Task statement: Start at the top line and retype the data exactly through to the end.

Component data from apps and pages:

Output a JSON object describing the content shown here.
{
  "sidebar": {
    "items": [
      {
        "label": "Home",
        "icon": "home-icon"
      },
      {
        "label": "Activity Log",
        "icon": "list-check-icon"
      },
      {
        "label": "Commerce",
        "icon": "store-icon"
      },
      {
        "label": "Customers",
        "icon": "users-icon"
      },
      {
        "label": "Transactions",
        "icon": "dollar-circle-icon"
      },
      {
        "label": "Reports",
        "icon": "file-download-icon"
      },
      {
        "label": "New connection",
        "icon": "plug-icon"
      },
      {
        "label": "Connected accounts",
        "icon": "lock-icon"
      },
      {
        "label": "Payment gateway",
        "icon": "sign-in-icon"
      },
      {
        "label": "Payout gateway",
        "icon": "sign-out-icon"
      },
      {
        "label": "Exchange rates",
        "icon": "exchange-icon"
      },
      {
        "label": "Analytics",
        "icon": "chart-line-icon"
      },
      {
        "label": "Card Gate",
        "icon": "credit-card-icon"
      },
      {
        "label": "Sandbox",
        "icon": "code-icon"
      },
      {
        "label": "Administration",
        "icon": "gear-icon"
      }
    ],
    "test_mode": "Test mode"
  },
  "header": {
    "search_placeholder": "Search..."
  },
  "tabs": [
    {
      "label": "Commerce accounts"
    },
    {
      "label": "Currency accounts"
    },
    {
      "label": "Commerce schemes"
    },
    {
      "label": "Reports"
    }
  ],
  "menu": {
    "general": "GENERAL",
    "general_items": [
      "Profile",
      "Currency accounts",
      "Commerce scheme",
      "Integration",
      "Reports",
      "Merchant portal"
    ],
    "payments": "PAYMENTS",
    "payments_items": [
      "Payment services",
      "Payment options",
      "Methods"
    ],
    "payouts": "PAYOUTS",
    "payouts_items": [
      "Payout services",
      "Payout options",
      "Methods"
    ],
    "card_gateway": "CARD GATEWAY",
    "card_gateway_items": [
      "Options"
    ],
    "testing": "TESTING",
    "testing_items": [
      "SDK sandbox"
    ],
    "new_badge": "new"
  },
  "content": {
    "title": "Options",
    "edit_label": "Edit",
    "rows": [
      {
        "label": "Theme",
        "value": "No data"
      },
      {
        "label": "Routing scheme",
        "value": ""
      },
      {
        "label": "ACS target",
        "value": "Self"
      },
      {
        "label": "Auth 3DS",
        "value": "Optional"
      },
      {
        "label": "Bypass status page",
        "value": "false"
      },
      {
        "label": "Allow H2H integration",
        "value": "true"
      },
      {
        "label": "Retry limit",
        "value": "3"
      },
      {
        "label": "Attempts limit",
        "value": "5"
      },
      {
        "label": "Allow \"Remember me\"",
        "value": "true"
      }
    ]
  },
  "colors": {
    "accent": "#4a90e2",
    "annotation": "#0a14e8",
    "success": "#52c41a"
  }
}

Result for this exercise:
Output a JSON object describing the content shown here.
{
  "sidebar": {
    "items": [
      {
        "label": "Home",
        "icon": "home-icon"
      },
      {
        "label": "Activity Log",
        "icon": "list-check-icon"
      },
      {
        "label": "Commerce",
        "icon": "store-icon"
      },
      {
        "label": "Customers",
        "icon": "users-icon"
      },
      {
        "label": "Transactions",
        "icon": "dollar-circle-icon"
      },
      {
        "label": "Reports",
        "icon": "file-download-icon"
      },
      {
        "label": "New connection",
        "icon": "plug-icon"
      },
      {
        "label": "Connected accounts",
        "icon": "lock-icon"
      },
      {
        "label": "Payment gateway",
        "icon": "sign-in-icon"
      },
      {
        "label": "Payout gateway",
        "icon": "sign-out-icon"
      },
      {
        "label": "Exchange rates",
        "icon": "exchange-icon"
      },
      {
        "label": "Analytics",
        "icon": "chart-line-icon"
      },
      {
        "label": "Card Gate",
        "icon": "credit-card-icon"
      },
      {
        "label": "Sandbox",
        "icon": "code-icon"
      },
      {
        "label": "Administration",
        "icon": "gear-icon"
      }
    ],
    "test_mode": "Test mode"
  },
  "header": {
    "search_placeholder": "Search..."
  },
  "tabs": [
    {
      "label": "Commerce accounts"
    },
    {
      "label": "Currency accounts"
    },
    {
      "label": "Commerce schemes"
    },
    {
      "label": "Reports"
    }
  ],
  "menu": {
    "general": "GENERAL",
    "general_items": [
      "Profile",
      "Currency accounts",
      "Commerce scheme",
      "Integration",
      "Reports",
      "Merchant portal"
    ],
    "payments": "PAYMENTS",
    "payments_items": [
      "Payment services",
      "Payment options",
      "Methods"
    ],
    "payouts": "PAYOUTS",
    "payouts_items": [
      "Payout services",
      "Payout options",
      "Methods"
    ],
    "card_gateway": "CARD GATEWAY",
    "card_gateway_items": [
      "Options"
    ],
    "testing": "TESTING",
    "testing_items": [
      "SDK sandbox"
    ],
    "new_badge": "new"
  },
  "content": {
    "title": "Options",
    "edit_label": "Edit",
    "rows": [
      {
        "label": "Theme",
        "value": "No data"
      },
      {
        "label": "Routing scheme",
        "value": ""
      },
      {
        "label": "ACS target",
        "value": "Self"
      },
      {
        "label": "Auth 3DS",
        "value": "Optional"
      },
      {
        "label": "Bypass status page",
        "value": "false"
      },
      {
        "label": "Allow H2H integration",
        "value": "true"
      },
      {
        "label": "Retry limit",
        "value": "3"
      },
      {
        "label": "Attempts limit",
        "value": "5"
      },
      {
        "label": "Allow \"Remember me\"",
        "value": "true"
      }
    ]
  },
  "colors": {
    "accent": "#4a90e2",
    "annotation": "#0a14e8",
    "success": "#52c41a"
  }
}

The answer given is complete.